▶ [Problem details]: The entries are to be written out word for word, with their images left out.

▶ [Data shown]:

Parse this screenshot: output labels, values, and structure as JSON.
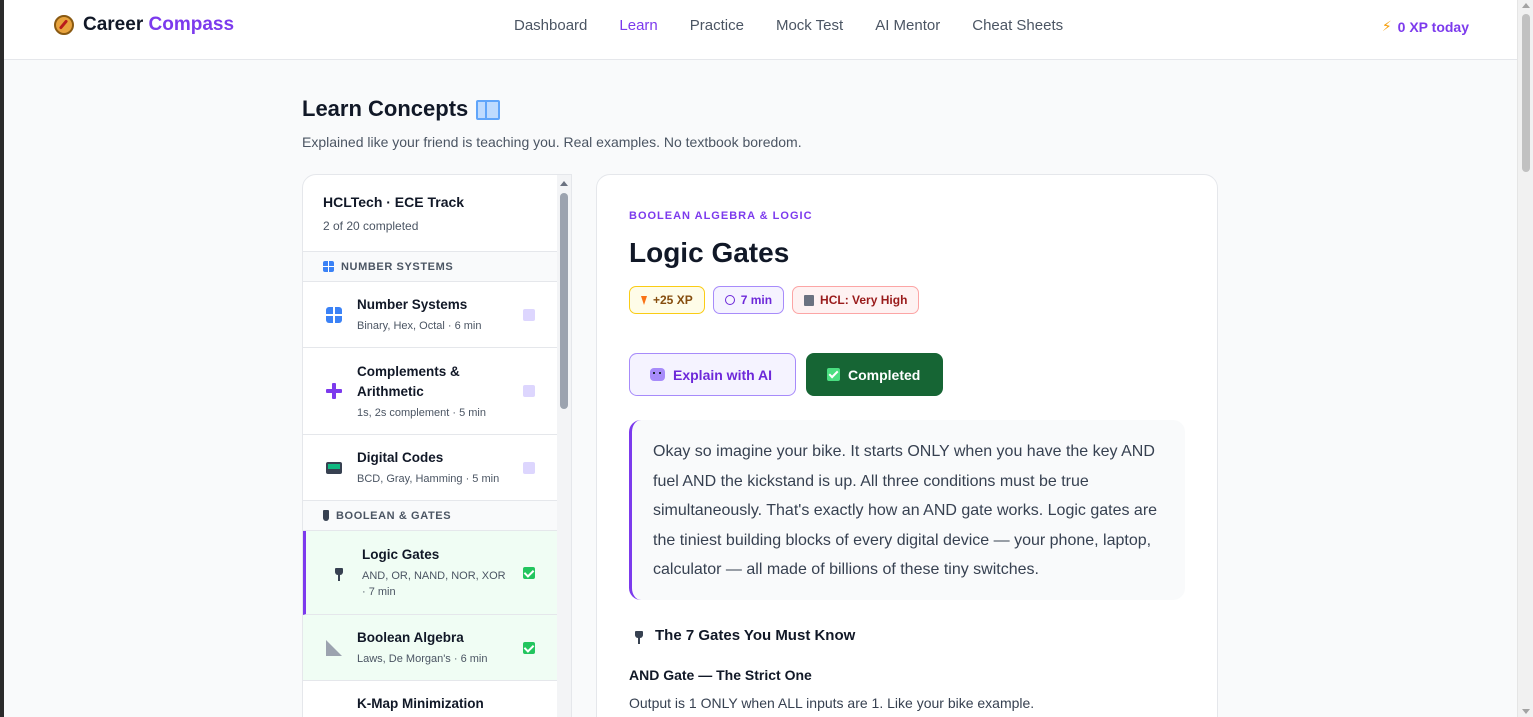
{
  "header": {
    "brand_first": "Career",
    "brand_second": "Compass",
    "nav": [
      "Dashboard",
      "Learn",
      "Practice",
      "Mock Test",
      "AI Mentor",
      "Cheat Sheets"
    ],
    "active_nav": "Learn",
    "xp_today": "0 XP today",
    "accent_color": "#7c3aed"
  },
  "page": {
    "title": "Learn Concepts",
    "subtitle": "Explained like your friend is teaching you. Real examples. No textbook boredom."
  },
  "sidebar": {
    "track_title": "HCLTech · ECE Track",
    "track_progress": "2 of 20 completed",
    "sections": [
      {
        "label": "NUMBER SYSTEMS",
        "lessons": [
          {
            "title": "Number Systems",
            "meta": "Binary, Hex, Octal · 6 min",
            "icon": "grid-icon",
            "status": "pending"
          },
          {
            "title": "Complements & Arithmetic",
            "meta": "1s, 2s complement · 5 min",
            "icon": "plus-icon",
            "status": "pending"
          },
          {
            "title": "Digital Codes",
            "meta": "BCD, Gray, Hamming · 5 min",
            "icon": "screen-icon",
            "status": "pending"
          }
        ]
      },
      {
        "label": "BOOLEAN & GATES",
        "lessons": [
          {
            "title": "Logic Gates",
            "meta": "AND, OR, NAND, NOR, XOR · 7 min",
            "icon": "plug-icon",
            "status": "completed",
            "active": true
          },
          {
            "title": "Boolean Algebra",
            "meta": "Laws, De Morgan's · 6 min",
            "icon": "ruler-icon",
            "status": "completed"
          },
          {
            "title": "K-Map Minimization",
            "meta": "",
            "icon": "kmap-icon",
            "status": "pending"
          }
        ]
      }
    ]
  },
  "lesson": {
    "category": "BOOLEAN ALGEBRA & LOGIC",
    "title": "Logic Gates",
    "chips": {
      "xp": "+25 XP",
      "time": "7 min",
      "company": "HCL: Very High"
    },
    "actions": {
      "explain": "Explain with AI",
      "completed": "Completed"
    },
    "intro": "Okay so imagine your bike. It starts ONLY when you have the key AND fuel AND the kickstand is up. All three conditions must be true simultaneously. That's exactly how an AND gate works. Logic gates are the tiniest building blocks of every digital device — your phone, laptop, calculator — all made of billions of these tiny switches.",
    "section_title": "The 7 Gates You Must Know",
    "gate_title": "AND Gate — The Strict One",
    "gate_desc": "Output is 1 ONLY when ALL inputs are 1. Like your bike example."
  }
}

▶ [Result]:
Parse this screenshot: output labels, values, and structure as JSON.
{
  "header": {
    "brand_first": "Career",
    "brand_second": "Compass",
    "nav": [
      "Dashboard",
      "Learn",
      "Practice",
      "Mock Test",
      "AI Mentor",
      "Cheat Sheets"
    ],
    "active_nav": "Learn",
    "xp_today": "0 XP today",
    "accent_color": "#7c3aed"
  },
  "page": {
    "title": "Learn Concepts",
    "subtitle": "Explained like your friend is teaching you. Real examples. No textbook boredom."
  },
  "sidebar": {
    "track_title": "HCLTech · ECE Track",
    "track_progress": "2 of 20 completed",
    "sections": [
      {
        "label": "NUMBER SYSTEMS",
        "lessons": [
          {
            "title": "Number Systems",
            "meta": "Binary, Hex, Octal · 6 min",
            "icon": "grid-icon",
            "status": "pending"
          },
          {
            "title": "Complements & Arithmetic",
            "meta": "1s, 2s complement · 5 min",
            "icon": "plus-icon",
            "status": "pending"
          },
          {
            "title": "Digital Codes",
            "meta": "BCD, Gray, Hamming · 5 min",
            "icon": "screen-icon",
            "status": "pending"
          }
        ]
      },
      {
        "label": "BOOLEAN & GATES",
        "lessons": [
          {
            "title": "Logic Gates",
            "meta": "AND, OR, NAND, NOR, XOR · 7 min",
            "icon": "plug-icon",
            "status": "completed",
            "active": true
          },
          {
            "title": "Boolean Algebra",
            "meta": "Laws, De Morgan's · 6 min",
            "icon": "ruler-icon",
            "status": "completed"
          },
          {
            "title": "K-Map Minimization",
            "meta": "",
            "icon": "kmap-icon",
            "status": "pending"
          }
        ]
      }
    ]
  },
  "lesson": {
    "category": "BOOLEAN ALGEBRA & LOGIC",
    "title": "Logic Gates",
    "chips": {
      "xp": "+25 XP",
      "time": "7 min",
      "company": "HCL: Very High"
    },
    "actions": {
      "explain": "Explain with AI",
      "completed": "Completed"
    },
    "intro": "Okay so imagine your bike. It starts ONLY when you have the key AND fuel AND the kickstand is up. All three conditions must be true simultaneously. That's exactly how an AND gate works. Logic gates are the tiniest building blocks of every digital device — your phone, laptop, calculator — all made of billions of these tiny switches.",
    "section_title": "The 7 Gates You Must Know",
    "gate_title": "AND Gate — The Strict One",
    "gate_desc": "Output is 1 ONLY when ALL inputs are 1. Like your bike example."
  }
}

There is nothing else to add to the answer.